As Wheeling village president runs again, financial woes resurface
Days after Dean Argiris celebrated an Election Night victory to become the Wheeling village president in 2013, he filed for bankruptcy with debts on credit cards, a Mercedes-Benz, education loans and a home mortgage totaling nearly $600,000, court records show.
Argiris spent much of his first term as the village's top official under bankruptcy protection, but the problems have resurfaced as he seeks a second term. A federal judge dismissed the Chapter 13 case in January because Argiris and his wife failed to make monthly payments required under the financial reorganization agreement, exposing them to a host of creditors.
Argiris did not return a phone call for this report. In a previous statement, he said, "Like many people, I have had some financial struggles."
One of two challengers seeking to upend Argiris' bid for re-election in April has faced financial troubles, too. Michael Kurgan, a Wheeling Park District commissioner, filed for Chapter 7 bankruptcy in 2011, court records show.
Kurgan, a real estate broker, claimed debts apart from his house totaling about $255,000.
A judge discharged the case three months later, wiping out certain debts. Kurgan declined to comment on the case.
Business owner Pat Horcher also is seeking the mayor's post.
While in bankruptcy, Argiris used a village credit card for numerous purchases that had no listed public purpose, which he paid back months or years later, and drove a decommissioned police department Ford Interceptor without restrictions on its use.
The village drafted new policies after a village resident and the Daily Herald began investigating Argiris' use of taxpayer-funded perks.
Argiris voluntarily returned the police SUV and turned in the credit card shortly after charging $462 at Tuscany Restaurant in October, a purchase he called a mistake and repaid.
He has consistently denied using taxpayer money for personal gain.
Argiris' bankruptcy case includes thousands of dollars owed to Capital One, American Express and retail store credit cards, as well as debts for a home mortgage, education loans, a Mercedes-Benz E320 sedan and a Honda Acura, court records show. The claims totaled $591,791.13.

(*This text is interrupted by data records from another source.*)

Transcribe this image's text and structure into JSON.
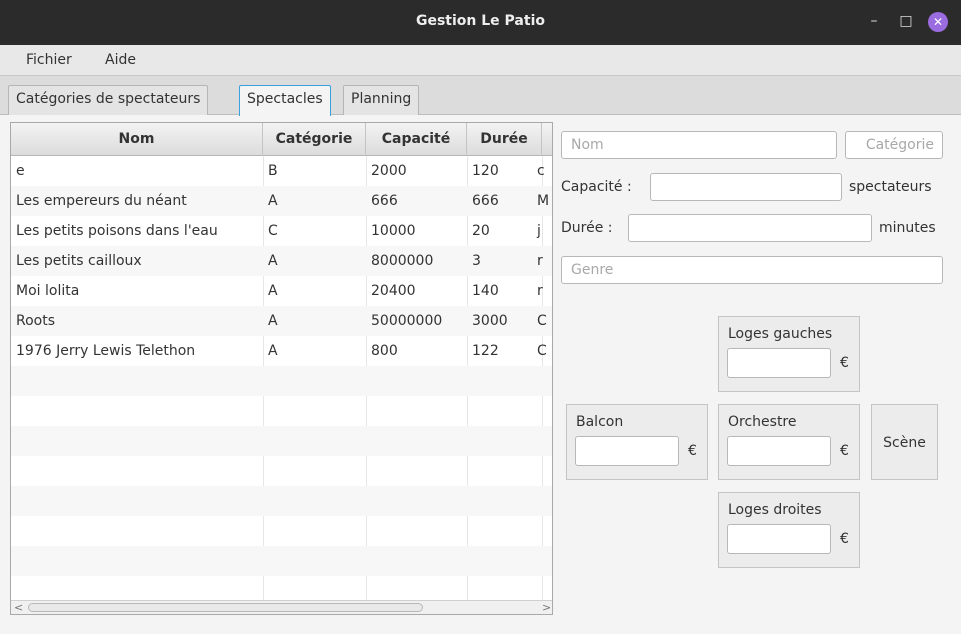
{
  "window": {
    "title": "Gestion Le Patio",
    "minimize_glyph": "–",
    "maximize_glyph": "□",
    "close_glyph": "✕"
  },
  "menu": [
    "Fichier",
    "Aide"
  ],
  "tabs": [
    {
      "label": "Catégories de spectateurs"
    },
    {
      "label": "Spectacles",
      "active": true
    },
    {
      "label": "Planning"
    }
  ],
  "table": {
    "columns": [
      "Nom",
      "Catégorie",
      "Capacité",
      "Durée"
    ],
    "rows": [
      {
        "nom": "e",
        "categorie": "B",
        "capacite": "2000",
        "duree": "120",
        "extra": "c"
      },
      {
        "nom": "Les empereurs du néant",
        "categorie": "A",
        "capacite": "666",
        "duree": "666",
        "extra": "M"
      },
      {
        "nom": "Les petits poisons dans l'eau",
        "categorie": "C",
        "capacite": "10000",
        "duree": "20",
        "extra": "j"
      },
      {
        "nom": "Les petits cailloux",
        "categorie": "A",
        "capacite": "8000000",
        "duree": "3",
        "extra": "r"
      },
      {
        "nom": "Moi lolita",
        "categorie": "A",
        "capacite": "20400",
        "duree": "140",
        "extra": "r"
      },
      {
        "nom": "Roots",
        "categorie": "A",
        "capacite": "50000000",
        "duree": "3000",
        "extra": "C"
      },
      {
        "nom": "1976 Jerry Lewis Telethon",
        "categorie": "A",
        "capacite": "800",
        "duree": "122",
        "extra": "C"
      }
    ],
    "scroll_left": "<",
    "scroll_right": ">"
  },
  "form": {
    "nom_placeholder": "Nom",
    "categorie_placeholder": "Catégorie",
    "capacite_label": "Capacité :",
    "capacite_unit": "spectateurs",
    "duree_label": "Durée :",
    "duree_unit": "minutes",
    "genre_placeholder": "Genre"
  },
  "seating": {
    "loges_gauches": "Loges gauches",
    "balcon": "Balcon",
    "orchestre": "Orchestre",
    "loges_droites": "Loges droites",
    "scene": "Scène",
    "currency": "€"
  }
}
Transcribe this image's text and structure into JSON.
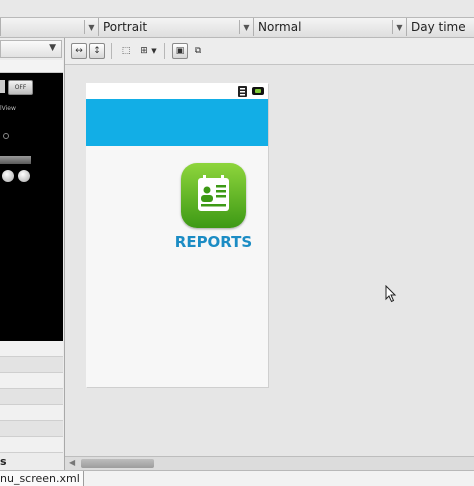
{
  "config_bar": {
    "orientation": "Portrait",
    "ui_mode": "Normal",
    "night_mode": "Day time"
  },
  "left_panel": {
    "switch_label": "OFF",
    "view_label": "lView",
    "section_label": "s"
  },
  "phone": {
    "appbar_color": "#12aee6",
    "reports_label": "REPORTS",
    "reports_color": "#1b8cc4"
  },
  "bottom": {
    "file_tab_label": "nu_screen.xml"
  }
}
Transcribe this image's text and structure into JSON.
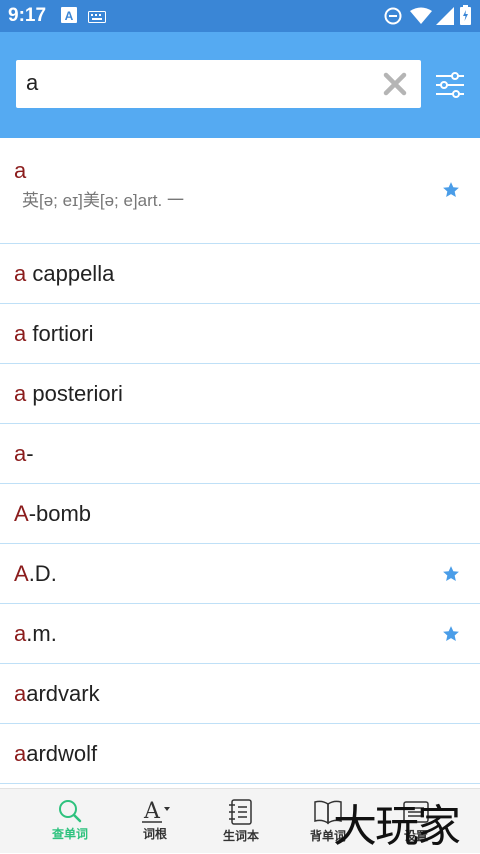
{
  "status_bar": {
    "time": "9:17",
    "left_icons": [
      "keyboard-a-icon",
      "keyboard-icon"
    ],
    "right_icons": [
      "dnd-icon",
      "wifi-icon",
      "signal-icon",
      "battery-icon"
    ]
  },
  "search": {
    "query": "a",
    "clear_icon": "close-icon",
    "filter_icon": "filter-sliders-icon"
  },
  "colors": {
    "status_bar": "#3a86d6",
    "app_bar": "#55aaf2",
    "highlight": "#8b1c1c",
    "star": "#4a9de8",
    "nav_active": "#2ec27e",
    "divider": "#bfe0f7"
  },
  "results": [
    {
      "match": "a",
      "rest": "",
      "definition": "英[ə; eɪ]美[ə; e]art. 一",
      "starred": true
    },
    {
      "match": "a",
      "rest": " cappella",
      "starred": false
    },
    {
      "match": "a",
      "rest": " fortiori",
      "starred": false
    },
    {
      "match": "a",
      "rest": " posteriori",
      "starred": false
    },
    {
      "match": "a",
      "rest": "-",
      "starred": false
    },
    {
      "match": "A",
      "rest": "-bomb",
      "starred": false
    },
    {
      "match": "A",
      "rest": ".D.",
      "starred": true
    },
    {
      "match": "a",
      "rest": ".m.",
      "starred": true
    },
    {
      "match": "a",
      "rest": "ardvark",
      "starred": false
    },
    {
      "match": "a",
      "rest": "ardwolf",
      "starred": false
    }
  ],
  "bottom_nav": {
    "items": [
      {
        "label": "查单词",
        "icon": "search-icon",
        "active": true
      },
      {
        "label": "词根",
        "icon": "letter-a-icon",
        "active": false
      },
      {
        "label": "生词本",
        "icon": "notebook-icon",
        "active": false
      },
      {
        "label": "背单词",
        "icon": "book-open-icon",
        "active": false
      },
      {
        "label": "设置",
        "icon": "settings-icon",
        "active": false
      }
    ]
  },
  "watermark": "大玩家"
}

Argiris settled on a plan to pay $5,000 monthly but fell six payments behind, leading a judge to dismiss the case Jan. 18.
He'd been warned twice previously with threats of dismissal for falling behind on payments.
With bankruptcy protection from creditors removed, attorneys for First Midwest Bank reopened a case last month to foreclose on Argiris' house in Wheeling, court records show.
This is not the first time Argiris has faced financial problems.
He filed for Chapter 7 bankruptcy in 1991.
Meanwhile, Wheeling's next village president is in line for a pay raise. After the election, the job will pay $19,200 a year, a 75 percent increase from what Argiris currently makes in that role.
Argiris and political allies on the board have defended the pay hike, describing the village president's position as a full-time job.
Argiris also works as a mortgage loan originator and an assistant at Kolssak Funeral Home in Wheeling.
Illinois law doesn't require candidates to disclose bankruptcy before elections.
Kent Redfield, a University of Illinois-Springfield political science professor who specializes in ethics and campaign finance, described the state's rules for disclosure of economic interests as weak, arguing candidates should reveal financial information to gain trust from voters.
"If people don't have confidence there aren't conflicts of interest that would make politicians vulnerable for corruption, it makes them less likely to be accepting of the governmental process," Redfield said.